In a study that sheds new light on the effects of end-of-life care, doctors have found that patients with terminal lung cancer who began receiving palliative care immediately upon diagnosis not only were happier, more mobile and in less pain as the end neared — but they also lived nearly three months longer.
The findings, published online Wednesday by The New England Journal of Medicine, confirmed what palliative care specialists had long suspected. The study also, experts said, cast doubt on the decision to strike end-of-life provisions from the health care overhaul passed last year.
In the three-year study, 151 patients with fast-growing lung cancer at Massachusetts General, one of the nation’s top hospitals, were randomly assigned to get either oncology treatment alone or oncology treatment with palliative care — pain relief and other measures intended to improve a patient’s quality of life. They were followed until the end of 2009, by which time about 70 percent were dead.
Those getting palliative care from the start, the authors said, reported less depression and happier lives as measured on scales for pain, nausea, mobility, worry and other problems. Moreover, even though substantially fewer of them opted for aggressive chemotherapy as their illnesses worsened and many more left orders that they not be resuscitated in a crisis, they typically lived almost three months longer than the group getting standard care, who lived a median of nine months.
Although the study could not determine why the patients lived longer, the authors and other experts had several theories: depression is known to shorten life, and patients whose pain is treated often sleep better, eat better and talk more with relatives.
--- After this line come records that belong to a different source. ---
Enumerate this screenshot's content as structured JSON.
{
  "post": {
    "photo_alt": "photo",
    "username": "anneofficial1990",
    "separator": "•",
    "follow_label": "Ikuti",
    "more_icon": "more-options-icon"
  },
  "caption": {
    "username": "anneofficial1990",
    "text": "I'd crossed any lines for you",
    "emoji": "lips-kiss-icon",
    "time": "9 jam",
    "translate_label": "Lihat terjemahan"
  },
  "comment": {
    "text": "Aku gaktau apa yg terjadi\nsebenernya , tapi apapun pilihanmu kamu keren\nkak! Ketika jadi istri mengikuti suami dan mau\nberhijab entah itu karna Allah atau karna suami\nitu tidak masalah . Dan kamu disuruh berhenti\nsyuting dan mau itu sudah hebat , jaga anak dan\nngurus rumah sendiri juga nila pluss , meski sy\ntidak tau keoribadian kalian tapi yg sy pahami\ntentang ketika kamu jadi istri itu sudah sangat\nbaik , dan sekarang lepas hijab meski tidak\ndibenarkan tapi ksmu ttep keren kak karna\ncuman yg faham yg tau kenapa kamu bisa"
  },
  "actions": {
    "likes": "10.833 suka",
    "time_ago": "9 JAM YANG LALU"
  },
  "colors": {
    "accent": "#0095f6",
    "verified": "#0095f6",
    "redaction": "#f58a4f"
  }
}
Also, hospitals are dangerous places for very sick people; they may get fatal blood infections, pneumonia or bedsores, or simply be overwhelmed by the powerful drugs and radiation attacking their cancer.